▼▼▼

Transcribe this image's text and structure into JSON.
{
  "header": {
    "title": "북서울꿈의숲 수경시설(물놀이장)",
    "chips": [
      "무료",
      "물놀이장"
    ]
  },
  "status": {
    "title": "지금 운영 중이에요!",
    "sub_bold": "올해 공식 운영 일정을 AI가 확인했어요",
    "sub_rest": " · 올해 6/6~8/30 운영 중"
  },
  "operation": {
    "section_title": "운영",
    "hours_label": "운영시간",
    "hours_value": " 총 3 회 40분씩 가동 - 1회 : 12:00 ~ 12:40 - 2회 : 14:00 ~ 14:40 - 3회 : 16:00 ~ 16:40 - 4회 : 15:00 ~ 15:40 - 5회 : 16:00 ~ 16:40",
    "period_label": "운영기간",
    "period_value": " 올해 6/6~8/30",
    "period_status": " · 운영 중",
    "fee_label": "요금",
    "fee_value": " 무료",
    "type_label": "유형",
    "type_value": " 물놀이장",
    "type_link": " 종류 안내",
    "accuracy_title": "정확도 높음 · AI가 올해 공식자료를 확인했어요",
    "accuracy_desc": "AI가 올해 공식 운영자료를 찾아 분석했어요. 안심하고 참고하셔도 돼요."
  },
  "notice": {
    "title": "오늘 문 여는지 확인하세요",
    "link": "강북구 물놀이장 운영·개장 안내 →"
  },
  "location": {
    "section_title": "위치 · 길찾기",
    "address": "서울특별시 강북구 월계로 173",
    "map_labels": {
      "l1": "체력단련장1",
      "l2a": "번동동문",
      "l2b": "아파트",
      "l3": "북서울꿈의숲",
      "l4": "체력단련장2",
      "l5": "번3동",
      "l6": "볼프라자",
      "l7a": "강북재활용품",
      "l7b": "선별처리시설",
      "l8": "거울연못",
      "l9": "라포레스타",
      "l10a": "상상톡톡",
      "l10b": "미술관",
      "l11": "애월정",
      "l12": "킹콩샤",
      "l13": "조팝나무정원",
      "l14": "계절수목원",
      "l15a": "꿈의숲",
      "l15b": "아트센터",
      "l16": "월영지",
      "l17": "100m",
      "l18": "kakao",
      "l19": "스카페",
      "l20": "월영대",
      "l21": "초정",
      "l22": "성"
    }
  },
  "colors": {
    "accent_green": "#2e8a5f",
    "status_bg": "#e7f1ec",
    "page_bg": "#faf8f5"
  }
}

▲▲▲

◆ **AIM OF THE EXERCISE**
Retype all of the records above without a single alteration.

◆ **SOLUTION FOR THIS TASK**
Transcribe this image's text and structure into JSON.
{
  "header": {
    "title": "북서울꿈의숲 수경시설(물놀이장)",
    "chips": [
      "무료",
      "물놀이장"
    ]
  },
  "status": {
    "title": "지금 운영 중이에요!",
    "sub_bold": "올해 공식 운영 일정을 AI가 확인했어요",
    "sub_rest": " · 올해 6/6~8/30 운영 중"
  },
  "operation": {
    "section_title": "운영",
    "hours_label": "운영시간",
    "hours_value": " 총 3 회 40분씩 가동 - 1회 : 12:00 ~ 12:40 - 2회 : 14:00 ~ 14:40 - 3회 : 16:00 ~ 16:40 - 4회 : 15:00 ~ 15:40 - 5회 : 16:00 ~ 16:40",
    "period_label": "운영기간",
    "period_value": " 올해 6/6~8/30",
    "period_status": " · 운영 중",
    "fee_label": "요금",
    "fee_value": " 무료",
    "type_label": "유형",
    "type_value": " 물놀이장",
    "type_link": " 종류 안내",
    "accuracy_title": "정확도 높음 · AI가 올해 공식자료를 확인했어요",
    "accuracy_desc": "AI가 올해 공식 운영자료를 찾아 분석했어요. 안심하고 참고하셔도 돼요."
  },
  "notice": {
    "title": "오늘 문 여는지 확인하세요",
    "link": "강북구 물놀이장 운영·개장 안내 →"
  },
  "location": {
    "section_title": "위치 · 길찾기",
    "address": "서울특별시 강북구 월계로 173",
    "map_labels": {
      "l1": "체력단련장1",
      "l2a": "번동동문",
      "l2b": "아파트",
      "l3": "북서울꿈의숲",
      "l4": "체력단련장2",
      "l5": "번3동",
      "l6": "볼프라자",
      "l7a": "강북재활용품",
      "l7b": "선별처리시설",
      "l8": "거울연못",
      "l9": "라포레스타",
      "l10a": "상상톡톡",
      "l10b": "미술관",
      "l11": "애월정",
      "l12": "킹콩샤",
      "l13": "조팝나무정원",
      "l14": "계절수목원",
      "l15a": "꿈의숲",
      "l15b": "아트센터",
      "l16": "월영지",
      "l17": "100m",
      "l18": "kakao",
      "l19": "스카페",
      "l20": "월영대",
      "l21": "초정",
      "l22": "성"
    }
  },
  "colors": {
    "accent_green": "#2e8a5f",
    "status_bg": "#e7f1ec",
    "page_bg": "#faf8f5"
  }
}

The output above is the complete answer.